Exercise input ->
====

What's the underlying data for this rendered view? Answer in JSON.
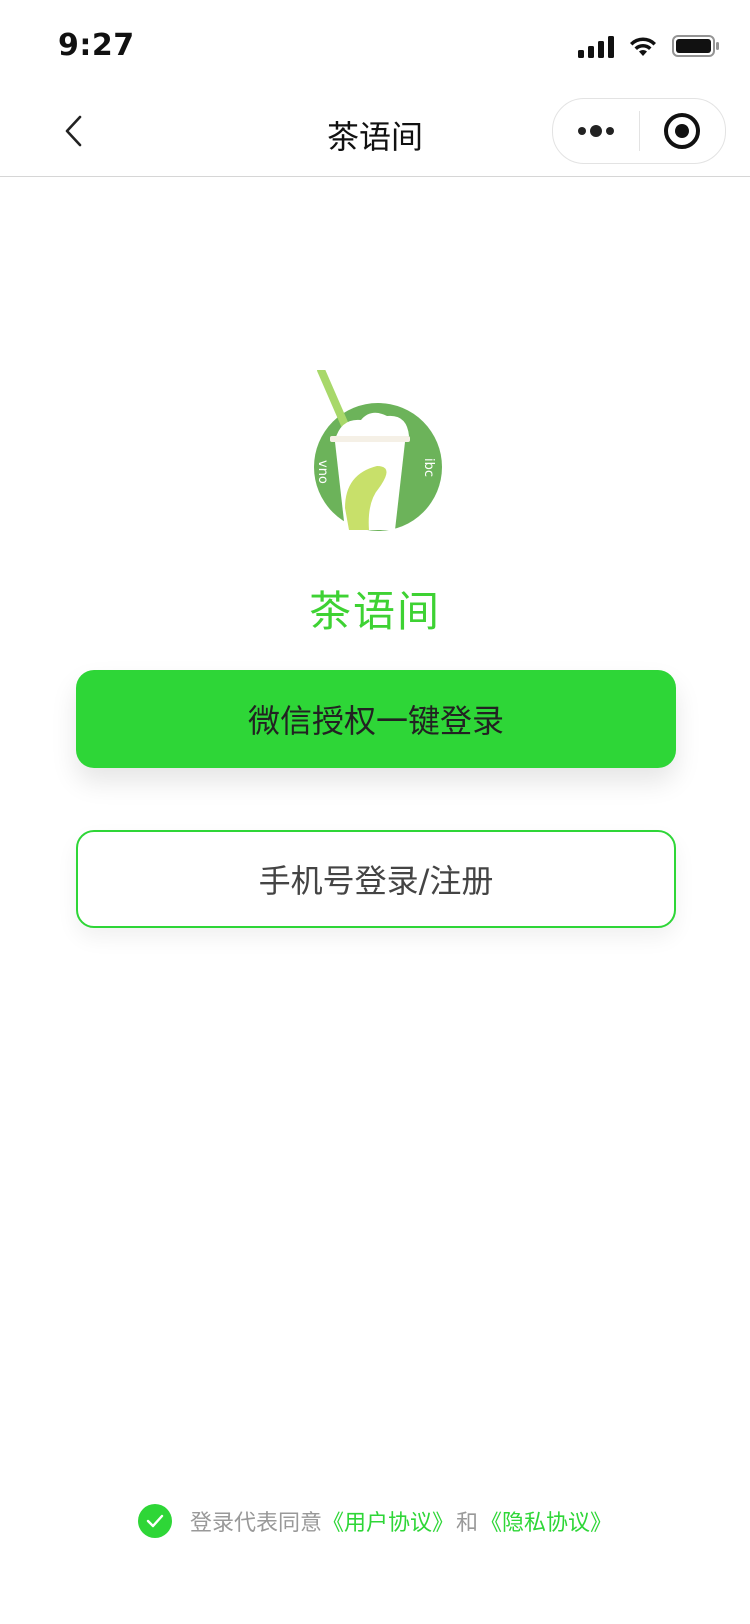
{
  "status_bar": {
    "time": "9:27"
  },
  "nav": {
    "title": "茶语间"
  },
  "logo": {
    "left_text": "vno",
    "right_text": "ibc",
    "colors": {
      "circle": "#6cb35a",
      "straw": "#a8d86a",
      "cup": "#ffffff",
      "lid": "#f5f0e6",
      "splash": "#c8e06a"
    }
  },
  "app_name": "茶语间",
  "buttons": {
    "wechat_login": "微信授权一键登录",
    "phone_login": "手机号登录/注册"
  },
  "agreement": {
    "prefix": "登录代表同意",
    "user_agreement": "《用户协议》",
    "conjunction": "和",
    "privacy_policy": "《隐私协议》"
  },
  "colors": {
    "accent": "#2ed637",
    "title_green": "#3ed233"
  }
}
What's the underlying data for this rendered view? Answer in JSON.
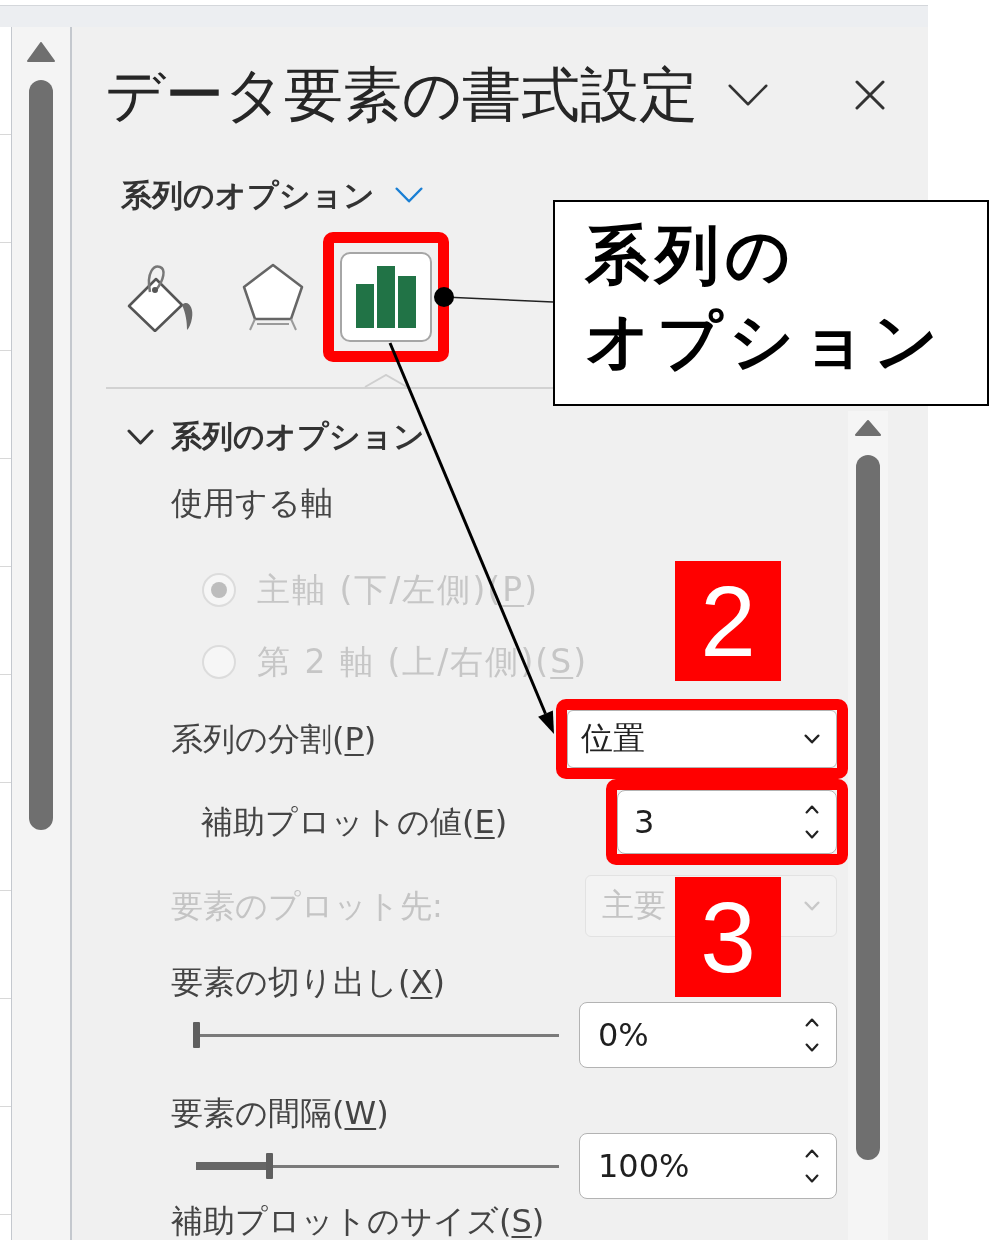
{
  "pane": {
    "title": "データ要素の書式設定"
  },
  "category": {
    "label": "系列のオプション"
  },
  "tabs": [
    {
      "kind": "fill",
      "selected": false,
      "highlighted": false
    },
    {
      "kind": "effects",
      "selected": false,
      "highlighted": false
    },
    {
      "kind": "options",
      "selected": true,
      "highlighted": true,
      "callout": [
        "系列の",
        "オプション"
      ]
    }
  ],
  "section": {
    "title": "系列のオプション",
    "expanded": true,
    "axis_label": "使用する軸",
    "axis_options": [
      {
        "label": "主軸 (下/左側)(",
        "access_key": "P",
        "label_end": ")",
        "selected": true,
        "disabled": true
      },
      {
        "label": "第 2 軸 (上/右側)(",
        "access_key": "S",
        "label_end": ")",
        "selected": false,
        "disabled": true
      }
    ],
    "rows": [
      {
        "kind": "dropdown",
        "label": "系列の分割(",
        "access_key": "P",
        "label_end": ")",
        "value": "位置",
        "disabled": false,
        "highlighted": true,
        "badge": "2",
        "children": [
          {
            "kind": "spinner",
            "label": "補助プロットの値(",
            "access_key": "E",
            "label_end": ")",
            "value": "3",
            "disabled": false,
            "highlighted": true,
            "badge": "3"
          }
        ]
      },
      {
        "kind": "dropdown",
        "label": "要素のプロット先:",
        "value": "主要",
        "disabled": true,
        "highlighted": false
      },
      {
        "kind": "slider",
        "label": "要素の切り出し(",
        "access_key": "X",
        "label_end": ")",
        "level": 0,
        "value": "0%",
        "disabled": false,
        "highlighted": false
      },
      {
        "kind": "slider",
        "label": "要素の間隔(",
        "access_key": "W",
        "label_end": ")",
        "level": 0.2,
        "value": "100%",
        "disabled": false,
        "highlighted": false
      },
      {
        "kind": "caption",
        "label": "補助プロットのサイズ(",
        "access_key": "S",
        "label_end": ")",
        "disabled": false,
        "highlighted": false
      }
    ]
  }
}
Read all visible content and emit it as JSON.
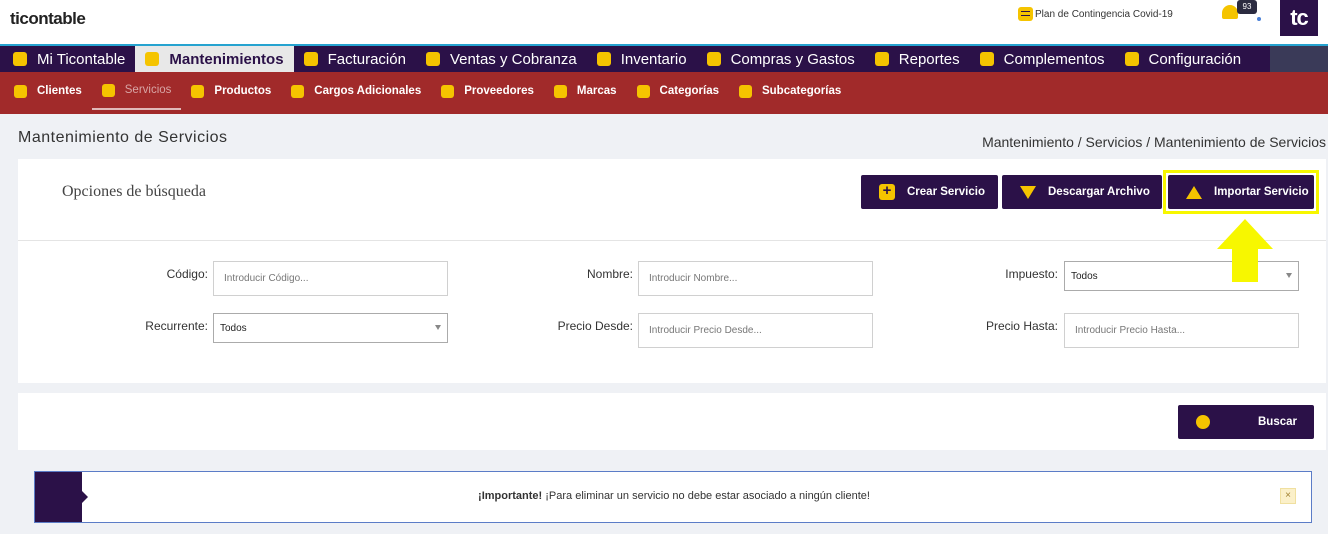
{
  "topbar": {
    "logo": "ticontable",
    "covid_link": "Plan de Contingencia Covid-19",
    "notification_count": "93",
    "avatar": "tc"
  },
  "main_nav": [
    {
      "label": "Mi Ticontable",
      "icon": "home-icon"
    },
    {
      "label": "Mantenimientos",
      "icon": "gear-sun-icon",
      "active": true
    },
    {
      "label": "Facturación",
      "icon": "invoice-icon"
    },
    {
      "label": "Ventas y Cobranza",
      "icon": "money-icon"
    },
    {
      "label": "Inventario",
      "icon": "boxes-icon"
    },
    {
      "label": "Compras y Gastos",
      "icon": "bag-icon"
    },
    {
      "label": "Reportes",
      "icon": "chart-icon"
    },
    {
      "label": "Complementos",
      "icon": "plus-icon"
    },
    {
      "label": "Configuración",
      "icon": "gear-icon"
    }
  ],
  "sub_nav": [
    {
      "label": "Clientes",
      "icon": "user-icon"
    },
    {
      "label": "Servicios",
      "icon": "service-icon",
      "active": true
    },
    {
      "label": "Productos",
      "icon": "layers-icon"
    },
    {
      "label": "Cargos Adicionales",
      "icon": "card-icon"
    },
    {
      "label": "Proveedores",
      "icon": "boxes-icon"
    },
    {
      "label": "Marcas",
      "icon": "flag-icon"
    },
    {
      "label": "Categorías",
      "icon": "folder-icon"
    },
    {
      "label": "Subcategorías",
      "icon": "folder-icon"
    }
  ],
  "page": {
    "title": "Mantenimiento de Servicios",
    "breadcrumb": "Mantenimiento / Servicios / Mantenimiento de Servicios"
  },
  "search": {
    "heading": "Opciones de búsqueda",
    "buttons": {
      "create": "Crear Servicio",
      "download": "Descargar Archivo",
      "import": "Importar Servicio"
    },
    "fields": {
      "codigo_label": "Código:",
      "codigo_placeholder": "Introducir Código...",
      "nombre_label": "Nombre:",
      "nombre_placeholder": "Introducir Nombre...",
      "impuesto_label": "Impuesto:",
      "impuesto_value": "Todos",
      "recurrente_label": "Recurrente:",
      "recurrente_value": "Todos",
      "precio_desde_label": "Precio Desde:",
      "precio_desde_placeholder": "Introducir Precio Desde...",
      "precio_hasta_label": "Precio Hasta:",
      "precio_hasta_placeholder": "Introducir Precio Hasta..."
    },
    "search_button": "Buscar"
  },
  "alert": {
    "strong": "¡Importante!",
    "text": " ¡Para eliminar un servicio no debe estar asociado a ningún cliente!",
    "close": "×"
  },
  "colors": {
    "brand_dark": "#2b1148",
    "accent_yellow": "#f5c400",
    "subnav_red": "#a12a2a",
    "highlight_yellow": "#f7f700"
  }
}
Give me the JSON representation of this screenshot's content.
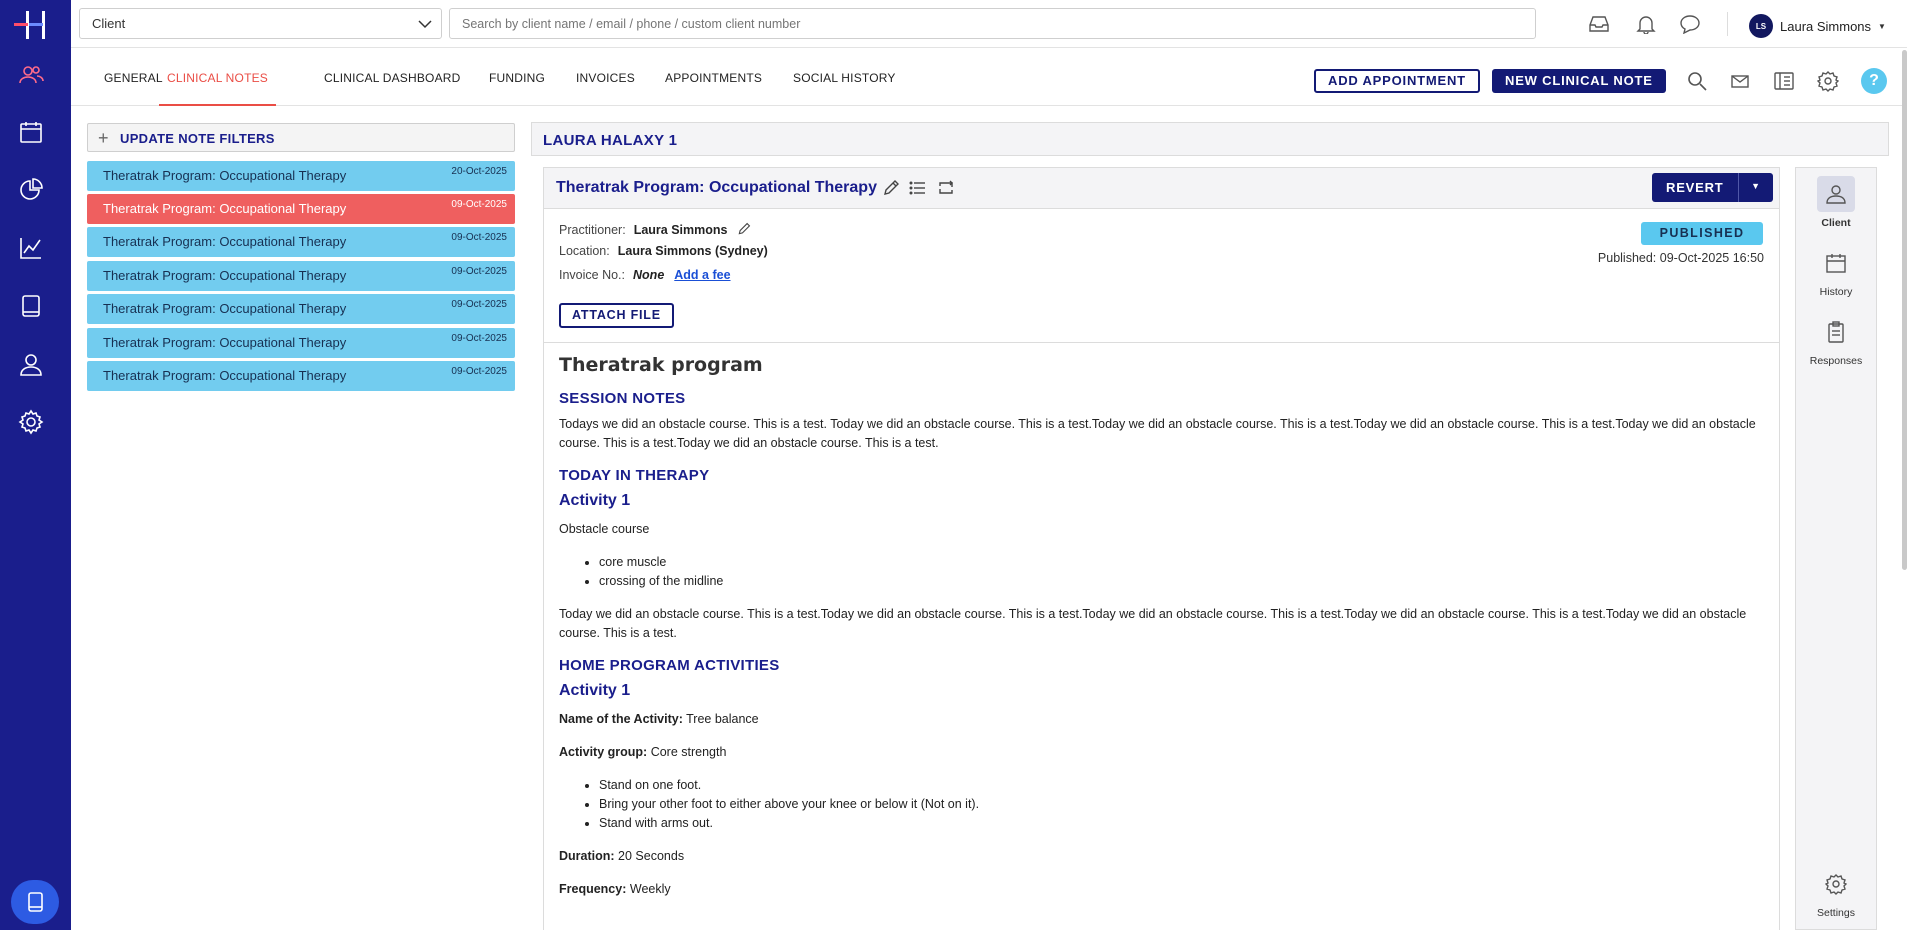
{
  "topbar": {
    "client_select": "Client",
    "search_placeholder": "Search by client name / email / phone / custom client number",
    "user_initials": "LS",
    "user_name": "Laura Simmons"
  },
  "tabs": [
    {
      "label": "GENERAL"
    },
    {
      "label": "CLINICAL NOTES",
      "active": true
    },
    {
      "label": "CLINICAL DASHBOARD"
    },
    {
      "label": "FUNDING"
    },
    {
      "label": "INVOICES"
    },
    {
      "label": "APPOINTMENTS"
    },
    {
      "label": "SOCIAL HISTORY"
    }
  ],
  "actions": {
    "add_appointment": "ADD APPOINTMENT",
    "new_clinical_note": "NEW CLINICAL NOTE",
    "help": "?"
  },
  "filters": {
    "label": "UPDATE NOTE FILTERS"
  },
  "notes": [
    {
      "title": "Theratrak Program: Occupational Therapy",
      "date": "20-Oct-2025"
    },
    {
      "title": "Theratrak Program: Occupational Therapy",
      "date": "09-Oct-2025",
      "active": true
    },
    {
      "title": "Theratrak Program: Occupational Therapy",
      "date": "09-Oct-2025"
    },
    {
      "title": "Theratrak Program: Occupational Therapy",
      "date": "09-Oct-2025"
    },
    {
      "title": "Theratrak Program: Occupational Therapy",
      "date": "09-Oct-2025"
    },
    {
      "title": "Theratrak Program: Occupational Therapy",
      "date": "09-Oct-2025"
    },
    {
      "title": "Theratrak Program: Occupational Therapy",
      "date": "09-Oct-2025"
    }
  ],
  "client_header": "LAURA HALAXY 1",
  "note": {
    "title": "Theratrak Program: Occupational Therapy",
    "revert": "REVERT",
    "practitioner_label": "Practitioner:",
    "practitioner": "Laura Simmons",
    "location_label": "Location:",
    "location": "Laura Simmons (Sydney)",
    "invoice_label": "Invoice No.:",
    "invoice": "None",
    "add_fee": "Add a fee",
    "attach_file": "ATTACH FILE",
    "status": "PUBLISHED",
    "published": "Published: 09-Oct-2025 16:50",
    "body": {
      "heading": "Theratrak program",
      "session_notes_h": "SESSION NOTES",
      "session_notes": "Todays we did an obstacle course. This is a test. Today we did an obstacle course. This is a test.Today we did an obstacle course. This is a test.Today we did an obstacle course. This is a test.Today we did an obstacle course. This is a test.Today we did an obstacle course. This is a test.",
      "today_h": "TODAY IN THERAPY",
      "activity1_h": "Activity 1",
      "activity1_name": "Obstacle course",
      "activity1_bullets": [
        "core muscle",
        "crossing of the midline"
      ],
      "activity1_text": "Today we did an obstacle course. This is a test.Today we did an obstacle course. This is a test.Today we did an obstacle course. This is a test.Today we did an obstacle course. This is a test.Today we did an obstacle course. This is a test.",
      "home_h": "HOME PROGRAM ACTIVITIES",
      "home_activity_h": "Activity 1",
      "name_label": "Name of the Activity:",
      "name_value": "Tree balance",
      "group_label": "Activity group:",
      "group_value": "Core strength",
      "home_bullets": [
        "Stand on one foot.",
        "Bring your other foot to either above your knee or below it (Not on it).",
        "Stand with arms out."
      ],
      "duration_label": "Duration:",
      "duration_value": "20 Seconds",
      "frequency_label": "Frequency:",
      "frequency_value": "Weekly"
    }
  },
  "right_panel": {
    "client": "Client",
    "history": "History",
    "responses": "Responses",
    "settings": "Settings"
  },
  "colors": {
    "rail": "#1a1e8c",
    "brand_navy": "#131a75",
    "accent_red": "#ea4d45",
    "note_blue": "#72ccef",
    "note_active": "#ef5f5f",
    "badge": "#5ac8ef"
  }
}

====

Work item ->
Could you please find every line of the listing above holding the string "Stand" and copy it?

Answer ->
        "Stand on one foot.",
        "Stand with arms out."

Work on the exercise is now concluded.